**Given records:**
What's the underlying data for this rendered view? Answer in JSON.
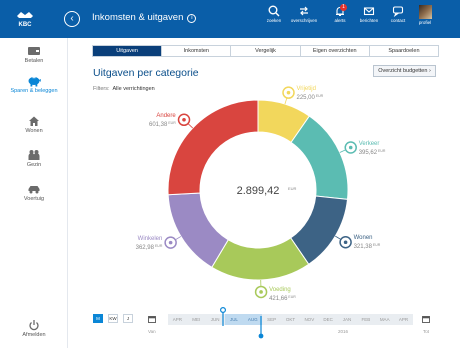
{
  "app": {
    "title": "Inkomsten & uitgaven"
  },
  "topbar": {
    "actions": [
      {
        "label": "zoeken",
        "icon": "search-icon"
      },
      {
        "label": "overschrijven",
        "icon": "transfer-icon"
      },
      {
        "label": "alerts",
        "icon": "bell-icon",
        "badge": "1"
      },
      {
        "label": "berichten",
        "icon": "mail-icon"
      },
      {
        "label": "contact",
        "icon": "chat-icon"
      },
      {
        "label": "profiel",
        "icon": "avatar"
      }
    ]
  },
  "sidenav": {
    "items": [
      {
        "label": "Betalen",
        "icon": "wallet-icon"
      },
      {
        "label": "Sparen & beleggen",
        "icon": "piggy-bank-icon"
      },
      {
        "label": "Wonen",
        "icon": "house-icon"
      },
      {
        "label": "Gezin",
        "icon": "family-icon"
      },
      {
        "label": "Voertuig",
        "icon": "car-icon"
      },
      {
        "label": "Afmelden",
        "icon": "power-icon"
      }
    ]
  },
  "tabs": [
    "Uitgaven",
    "Inkomsten",
    "Vergelijk",
    "Eigen overzichten",
    "Spaardoelen"
  ],
  "main": {
    "section_title": "Uitgaven per categorie",
    "overview_button": "Overzicht budgetten  ›",
    "filter_label": "Filters:",
    "filter_value": "Alle verrichtingen"
  },
  "chart_data": {
    "type": "pie",
    "donut": true,
    "center_total": "2.899,42",
    "center_total_cents": "EUR",
    "slices": [
      {
        "name": "Vrije tijd",
        "label": "Vrijetijd",
        "amount": "225,00",
        "value": 225.0,
        "color": "#f2d75c",
        "icon": "bulb-icon"
      },
      {
        "name": "Verkeer",
        "label": "Verkeer",
        "amount": "395,62",
        "value": 395.62,
        "color": "#5bbcb2",
        "icon": "car-icon"
      },
      {
        "name": "Wonen",
        "label": "Wonen",
        "amount": "321,38",
        "value": 321.38,
        "color": "#3d6385",
        "icon": "house-icon"
      },
      {
        "name": "Voeding",
        "label": "Voeding",
        "amount": "421,66",
        "value": 421.66,
        "color": "#a8c95a",
        "icon": "food-icon"
      },
      {
        "name": "Winkelen",
        "label": "Winkelen",
        "amount": "362,98",
        "value": 362.98,
        "color": "#9b8ac4",
        "icon": "cart-icon"
      },
      {
        "name": "Andere",
        "label": "Andere",
        "amount": "601,38",
        "value": 601.38,
        "color": "#d9453f",
        "icon": "search-icon"
      }
    ]
  },
  "timeline": {
    "controls": [
      "M",
      "KW",
      "J"
    ],
    "months": [
      "APR",
      "MEI",
      "JUN",
      "JUL",
      "AUG",
      "SEP",
      "OKT",
      "NOV",
      "DEC",
      "JAN",
      "FEB",
      "MAA",
      "APR"
    ],
    "selected_month": "AUG",
    "year_label": "2016",
    "start_label": "Van",
    "end_label": "Tot"
  },
  "colors": {
    "brand": "#0a5ea8",
    "accent": "#0a86d6"
  }
}
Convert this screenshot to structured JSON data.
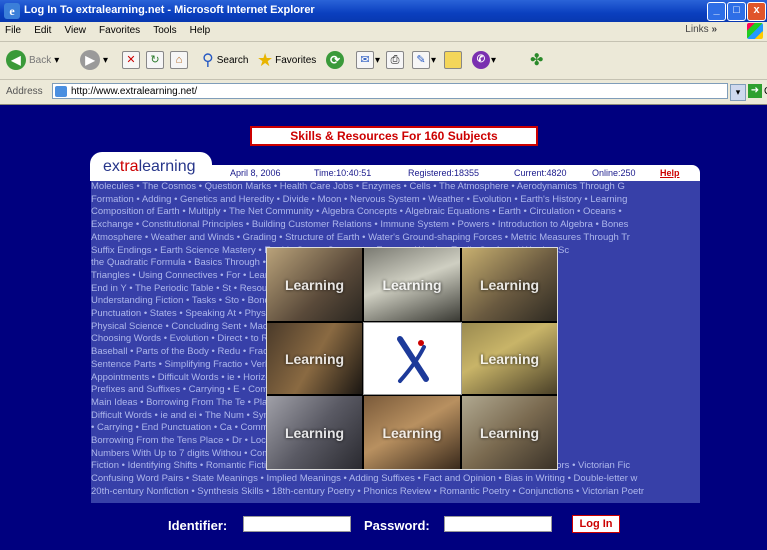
{
  "window": {
    "title": "Log In To extralearning.net - Microsoft Internet Explorer",
    "ie_icon_glyph": "e",
    "minimize": "_",
    "maximize": "□",
    "close": "x"
  },
  "menu": {
    "items": [
      "File",
      "Edit",
      "View",
      "Favorites",
      "Tools",
      "Help"
    ],
    "links_label": "Links",
    "links_chevron": "»"
  },
  "toolbar": {
    "back": "Back",
    "search": "Search",
    "favorites": "Favorites"
  },
  "address": {
    "label": "Address",
    "url": "http://www.extralearning.net/",
    "go": "Go"
  },
  "page": {
    "banner": "Skills & Resources For 160 Subjects",
    "logo_ex": "ex",
    "logo_tra": "tra",
    "logo_learning": "learning",
    "info": {
      "date": "April 8, 2006",
      "time": "Time:10:40:51",
      "registered": "Registered:18355",
      "current": "Current:4820",
      "online": "Online:250",
      "help": "Help"
    },
    "subject_lines": [
      "Molecules • The Cosmos • Question Marks • Health Care Jobs • Enzymes • Cells • The Atmosphere • Aerodynamics Through G",
      "Formation • Adding • Genetics and Heredity • Divide • Moon • Nervous System • Weather • Evolution • Earth's History • Learning",
      "Composition of Earth • Multiply • The Net Community • Algebra Concepts • Algebraic Equations • Earth • Circulation • Oceans •",
      "Exchange • Constitutional Principles • Building Customer Relations • Immune System • Powers • Introduction to Algebra • Bones",
      "Atmosphere • Weather and Winds • Grading • Structure of Earth • Water's Ground-shaping Forces • Metric Measures Through Tr",
      "Suffix Endings • Earth Science Mastery • Earth's Crust • Sentence • Energy • Words • Easily Confused Words • Sc",
      "the Quadratic Formula • Basics Through • Labels • Coping With Sadness •",
      "Triangles • Using Connectives • For • Learning • Perimeter • Learning V",
      "End in Y • The Periodic Table • St • Resources • GED Science Rea",
      "Understanding Fiction • Tasks • Sto • Bonding • Work Words • Spelli",
      "Punctuation • States • Speaking At • Physical Energy • Recognizing Illu",
      "Physical Science • Concluding Sent • Machines • Filing For Citizensh",
      "Choosing Words • Evolution • Direct • to Racing • Personal Letters •",
      "Baseball • Parts of the Body • Redu • Fractions • Possessives • Re",
      "Sentence Parts • Simplifying Fractio • Verbs • Fractions • Comparatives",
      "Appointments • Difficult Words • ie • Horizontal • Synonyms and",
      "Prefixes and Suffixes • Carrying • E • Commas, Semicolons and colons",
      "Main Ideas • Borrowing From The Te • Place • Locating Information •",
      "Difficult Words • ie and ei • The Num • Synonyms and Antonyms • The N",
      "• Carrying • End Punctuation • Ca • Commas and colons • Capitalization F",
      "Borrowing From the Tens Place • Dr • Locating Information • Borrowing F",
      "Numbers With Up to 7 digits Withou • Comparative Forms • Place Value",
      "Fiction • Identifying Shifts • Romantic Fiction • Analyzing Characters • Visual Words • Literary Devices • Metaphors • Victorian Fic",
      "Confusing Word Pairs • State Meanings • Implied Meanings • Adding Suffixes • Fact and Opinion • Bias in Writing • Double-letter w",
      "20th-century Nonfiction • Synthesis Skills • 18th-century Poetry • Phonics Review • Romantic Poetry • Conjunctions • Victorian Poetr"
    ],
    "photo_caption": "Learning",
    "form": {
      "identifier_label": "Identifier:",
      "password_label": "Password:",
      "identifier_value": "",
      "password_value": "",
      "login_label": "Log In"
    }
  }
}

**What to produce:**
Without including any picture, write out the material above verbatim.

**Result below:**
What's the underlying data for this rendered view? Answer in JSON.
{
  "app": {
    "title": "Inkomsten & uitgaven"
  },
  "topbar": {
    "actions": [
      {
        "label": "zoeken",
        "icon": "search-icon"
      },
      {
        "label": "overschrijven",
        "icon": "transfer-icon"
      },
      {
        "label": "alerts",
        "icon": "bell-icon",
        "badge": "1"
      },
      {
        "label": "berichten",
        "icon": "mail-icon"
      },
      {
        "label": "contact",
        "icon": "chat-icon"
      },
      {
        "label": "profiel",
        "icon": "avatar"
      }
    ]
  },
  "sidenav": {
    "items": [
      {
        "label": "Betalen",
        "icon": "wallet-icon"
      },
      {
        "label": "Sparen & beleggen",
        "icon": "piggy-bank-icon"
      },
      {
        "label": "Wonen",
        "icon": "house-icon"
      },
      {
        "label": "Gezin",
        "icon": "family-icon"
      },
      {
        "label": "Voertuig",
        "icon": "car-icon"
      },
      {
        "label": "Afmelden",
        "icon": "power-icon"
      }
    ]
  },
  "tabs": [
    "Uitgaven",
    "Inkomsten",
    "Vergelijk",
    "Eigen overzichten",
    "Spaardoelen"
  ],
  "main": {
    "section_title": "Uitgaven per categorie",
    "overview_button": "Overzicht budgetten  ›",
    "filter_label": "Filters:",
    "filter_value": "Alle verrichtingen"
  },
  "chart_data": {
    "type": "pie",
    "donut": true,
    "center_total": "2.899,42",
    "center_total_cents": "EUR",
    "slices": [
      {
        "name": "Vrije tijd",
        "label": "Vrijetijd",
        "amount": "225,00",
        "value": 225.0,
        "color": "#f2d75c",
        "icon": "bulb-icon"
      },
      {
        "name": "Verkeer",
        "label": "Verkeer",
        "amount": "395,62",
        "value": 395.62,
        "color": "#5bbcb2",
        "icon": "car-icon"
      },
      {
        "name": "Wonen",
        "label": "Wonen",
        "amount": "321,38",
        "value": 321.38,
        "color": "#3d6385",
        "icon": "house-icon"
      },
      {
        "name": "Voeding",
        "label": "Voeding",
        "amount": "421,66",
        "value": 421.66,
        "color": "#a8c95a",
        "icon": "food-icon"
      },
      {
        "name": "Winkelen",
        "label": "Winkelen",
        "amount": "362,98",
        "value": 362.98,
        "color": "#9b8ac4",
        "icon": "cart-icon"
      },
      {
        "name": "Andere",
        "label": "Andere",
        "amount": "601,38",
        "value": 601.38,
        "color": "#d9453f",
        "icon": "search-icon"
      }
    ]
  },
  "timeline": {
    "controls": [
      "M",
      "KW",
      "J"
    ],
    "months": [
      "APR",
      "MEI",
      "JUN",
      "JUL",
      "AUG",
      "SEP",
      "OKT",
      "NOV",
      "DEC",
      "JAN",
      "FEB",
      "MAA",
      "APR"
    ],
    "selected_month": "AUG",
    "year_label": "2016",
    "start_label": "Van",
    "end_label": "Tot"
  },
  "colors": {
    "brand": "#0a5ea8",
    "accent": "#0a86d6"
  }
}
Convert this screenshot to structured JSON data.
{
  "window": {
    "title": "Log In To extralearning.net - Microsoft Internet Explorer",
    "ie_icon_glyph": "e",
    "minimize": "_",
    "maximize": "□",
    "close": "x"
  },
  "menu": {
    "items": [
      "File",
      "Edit",
      "View",
      "Favorites",
      "Tools",
      "Help"
    ],
    "links_label": "Links",
    "links_chevron": "»"
  },
  "toolbar": {
    "back": "Back",
    "search": "Search",
    "favorites": "Favorites"
  },
  "address": {
    "label": "Address",
    "url": "http://www.extralearning.net/",
    "go": "Go"
  },
  "page": {
    "banner": "Skills & Resources For 160 Subjects",
    "logo_ex": "ex",
    "logo_tra": "tra",
    "logo_learning": "learning",
    "info": {
      "date": "April 8, 2006",
      "time": "Time:10:40:51",
      "registered": "Registered:18355",
      "current": "Current:4820",
      "online": "Online:250",
      "help": "Help"
    },
    "subject_lines": [
      "Molecules • The Cosmos • Question Marks • Health Care Jobs • Enzymes • Cells • The Atmosphere • Aerodynamics Through G",
      "Formation • Adding • Genetics and Heredity • Divide • Moon • Nervous System • Weather • Evolution • Earth's History • Learning",
      "Composition of Earth • Multiply • The Net Community • Algebra Concepts • Algebraic Equations • Earth • Circulation • Oceans •",
      "Exchange • Constitutional Principles • Building Customer Relations • Immune System • Powers • Introduction to Algebra • Bones",
      "Atmosphere • Weather and Winds • Grading • Structure of Earth • Water's Ground-shaping Forces • Metric Measures Through Tr",
      "Suffix Endings • Earth Science Mastery • Earth's Crust • Sentence • Energy • Words • Easily Confused Words • Sc",
      "the Quadratic Formula • Basics Through • Labels • Coping With Sadness •",
      "Triangles • Using Connectives • For • Learning • Perimeter • Learning V",
      "End in Y • The Periodic Table • St • Resources • GED Science Rea",
      "Understanding Fiction • Tasks • Sto • Bonding • Work Words • Spelli",
      "Punctuation • States • Speaking At • Physical Energy • Recognizing Illu",
      "Physical Science • Concluding Sent • Machines • Filing For Citizensh",
      "Choosing Words • Evolution • Direct • to Racing • Personal Letters •",
      "Baseball • Parts of the Body • Redu • Fractions • Possessives • Re",
      "Sentence Parts • Simplifying Fractio • Verbs • Fractions • Comparatives",
      "Appointments • Difficult Words • ie • Horizontal • Synonyms and",
      "Prefixes and Suffixes • Carrying • E • Commas, Semicolons and colons",
      "Main Ideas • Borrowing From The Te • Place • Locating Information •",
      "Difficult Words • ie and ei • The Num • Synonyms and Antonyms • The N",
      "• Carrying • End Punctuation • Ca • Commas and colons • Capitalization F",
      "Borrowing From the Tens Place • Dr • Locating Information • Borrowing F",
      "Numbers With Up to 7 digits Withou • Comparative Forms • Place Value",
      "Fiction • Identifying Shifts • Romantic Fiction • Analyzing Characters • Visual Words • Literary Devices • Metaphors • Victorian Fic",
      "Confusing Word Pairs • State Meanings • Implied Meanings • Adding Suffixes • Fact and Opinion • Bias in Writing • Double-letter w",
      "20th-century Nonfiction • Synthesis Skills • 18th-century Poetry • Phonics Review • Romantic Poetry • Conjunctions • Victorian Poetr"
    ],
    "photo_caption": "Learning",
    "form": {
      "identifier_label": "Identifier:",
      "password_label": "Password:",
      "identifier_value": "",
      "password_value": "",
      "login_label": "Log In"
    }
  }
}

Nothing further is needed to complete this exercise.